Eight Queens high schools could lose up to half of their staff under city plan

Michael Gianaris

February 13, 2012

An editorial by the New York Daily News reports on the proposal by New York City's Deptartment of Education to overhaul struggling schools.
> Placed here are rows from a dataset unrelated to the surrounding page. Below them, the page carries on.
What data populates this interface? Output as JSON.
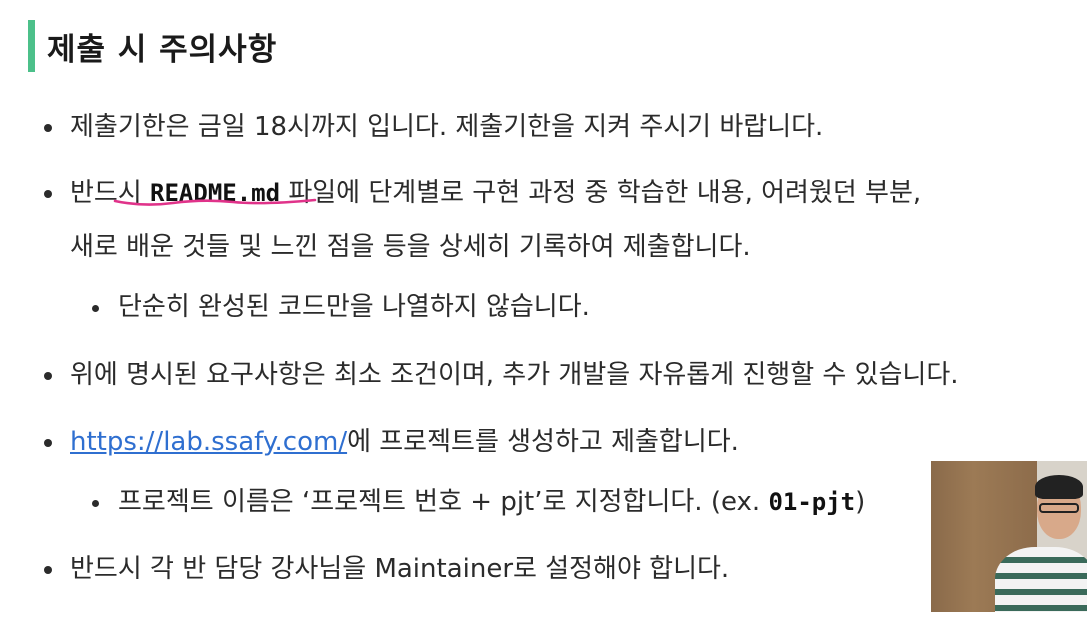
{
  "title": "제출 시 주의사항",
  "bullets": {
    "b1": "제출기한은 금일 18시까지 입니다. 제출기한을 지켜 주시기 바랍니다.",
    "b2_pre": "반드시 ",
    "b2_code": "README.md",
    "b2_post": " 파일에 단계별로 구현 과정 중 학습한 내용, 어려웠던 부분,",
    "b2_line2": "새로 배운 것들 및 느낀 점을 등을 상세히 기록하여 제출합니다.",
    "b2_sub": "단순히 완성된 코드만을 나열하지 않습니다.",
    "b3": "위에 명시된 요구사항은 최소 조건이며, 추가 개발을 자유롭게 진행할 수 있습니다.",
    "b4_link": "https://lab.ssafy.com/",
    "b4_post": "에 프로젝트를 생성하고 제출합니다.",
    "b4_sub_pre": "프로젝트 이름은 ‘프로젝트 번호 + pjt’로 지정합니다. (ex. ",
    "b4_sub_code": "01-pjt",
    "b4_sub_post": ")",
    "b5": "반드시 각 반 담당 강사님을 Maintainer로 설정해야 합니다."
  },
  "colors": {
    "accent": "#4cc08a",
    "link": "#2f6fd0",
    "annotation": "#e0338a"
  }
}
Under the plan, schools face options that range from having to replace 50% of their staff to having to shut down completely.
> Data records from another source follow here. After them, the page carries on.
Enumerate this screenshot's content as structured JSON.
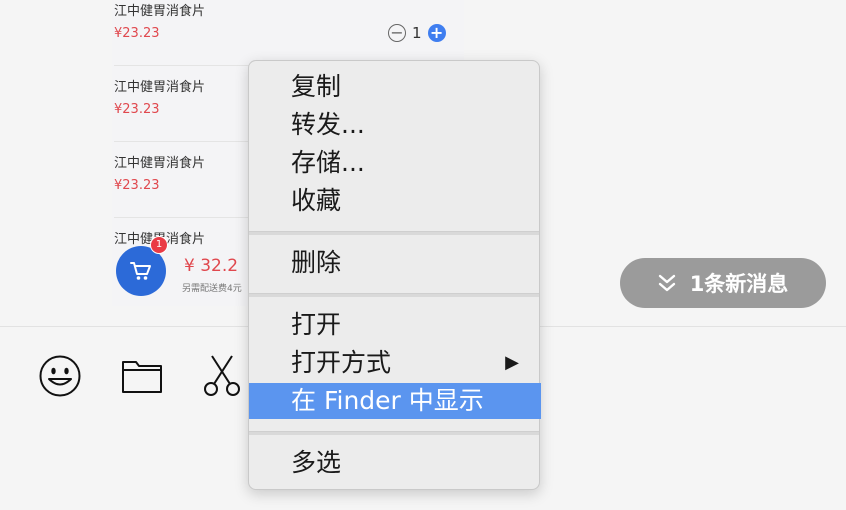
{
  "cart": {
    "items": [
      {
        "name": "江中健胃消食片",
        "price": "¥23.23"
      },
      {
        "name": "江中健胃消食片",
        "price": "¥23.23"
      },
      {
        "name": "江中健胃消食片",
        "price": "¥23.23"
      },
      {
        "name": "江中健胃消食片",
        "price": ""
      }
    ],
    "quantity": "1",
    "badge_count": "1",
    "total": "¥ 32.2",
    "delivery_note": "另需配送费4元"
  },
  "new_messages": {
    "label": "1条新消息",
    "icon": "double-chevron-down-icon"
  },
  "toolbar": {
    "icons": [
      "emoji-icon",
      "folder-icon",
      "scissors-icon"
    ]
  },
  "context_menu": {
    "copy": "复制",
    "forward": "转发...",
    "save": "存储...",
    "favorite": "收藏",
    "delete": "删除",
    "open": "打开",
    "open_with": "打开方式",
    "open_with_arrow": "▶",
    "show_in_finder": "在 Finder 中显示",
    "multi_select": "多选"
  },
  "colors": {
    "highlight": "#5b95ef",
    "price_red": "#e0484e",
    "accent_blue": "#2c6ad8",
    "pill_gray": "#9b9b9b"
  }
}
The future of eight large Queens high schools — and the hundreds of educators who work there — are in jeopardy as the city plans to overhaul the struggling institutions.


The schools could lose up to half of their staff and receive a new principal and name this fall after the city and teachers union failed to reach an agreement on teacher evaluations.
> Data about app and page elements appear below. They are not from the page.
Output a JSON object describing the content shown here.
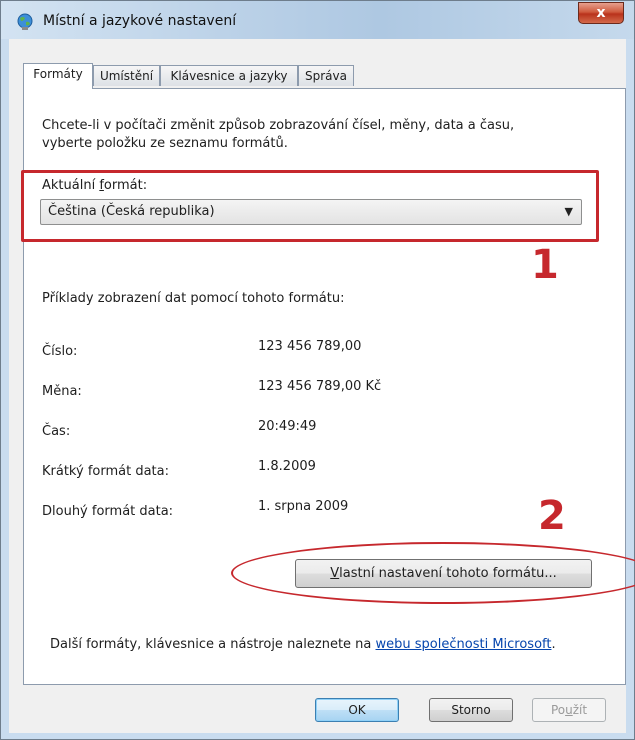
{
  "window": {
    "title": "Místní a jazykové nastavení",
    "close_glyph": "x",
    "app_icon": "globe-icon"
  },
  "tabs": [
    {
      "label": "Formáty",
      "active": true
    },
    {
      "label": "Umístění",
      "active": false
    },
    {
      "label": "Klávesnice a jazyky",
      "active": false
    },
    {
      "label": "Správa",
      "active": false
    }
  ],
  "formats": {
    "intro_line1": "Chcete-li v počítači změnit způsob zobrazování čísel, měny, data a času,",
    "intro_line2": "vyberte položku ze seznamu formátů.",
    "current_label_pre": "Aktuální ",
    "current_label_key": "f",
    "current_label_post": "ormát:",
    "current_value": "Čeština (Česká republika)",
    "examples_title": "Příklady zobrazení dat pomocí tohoto formátu:",
    "examples": [
      {
        "label": "Číslo:",
        "value": "123 456 789,00"
      },
      {
        "label": "Měna:",
        "value": "123 456 789,00 Kč"
      },
      {
        "label": "Čas:",
        "value": "20:49:49"
      },
      {
        "label": "Krátký formát data:",
        "value": "1.8.2009"
      },
      {
        "label": "Dlouhý formát data:",
        "value": "1. srpna 2009"
      }
    ],
    "custom_button_key": "V",
    "custom_button_rest": "lastní nastavení tohoto formátu...",
    "footer_text": "Další formáty, klávesnice a nástroje naleznete na ",
    "footer_link": "webu společnosti Microsoft",
    "footer_end": "."
  },
  "annotations": {
    "marker1": "1",
    "marker2": "2",
    "color": "#c6282d"
  },
  "buttons": {
    "ok": "OK",
    "cancel": "Storno",
    "apply_pre": "Po",
    "apply_key": "u",
    "apply_post": "žít"
  }
}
The move could help the city get up to $60 million in federal funds.


Queens Borough President Helen Marshall has scheduled a Feb. 13 community meeting on the issue.


Thirty-three city schools, all on the state’s Persistently Lowest Achieving schools list, could be affected.


“The school kids are being used as a political football between the mayor and the teachers [union\],” said state Sen. Michael Gianaris (D-Astoria). “It’s unacceptable.”


Read the full article here.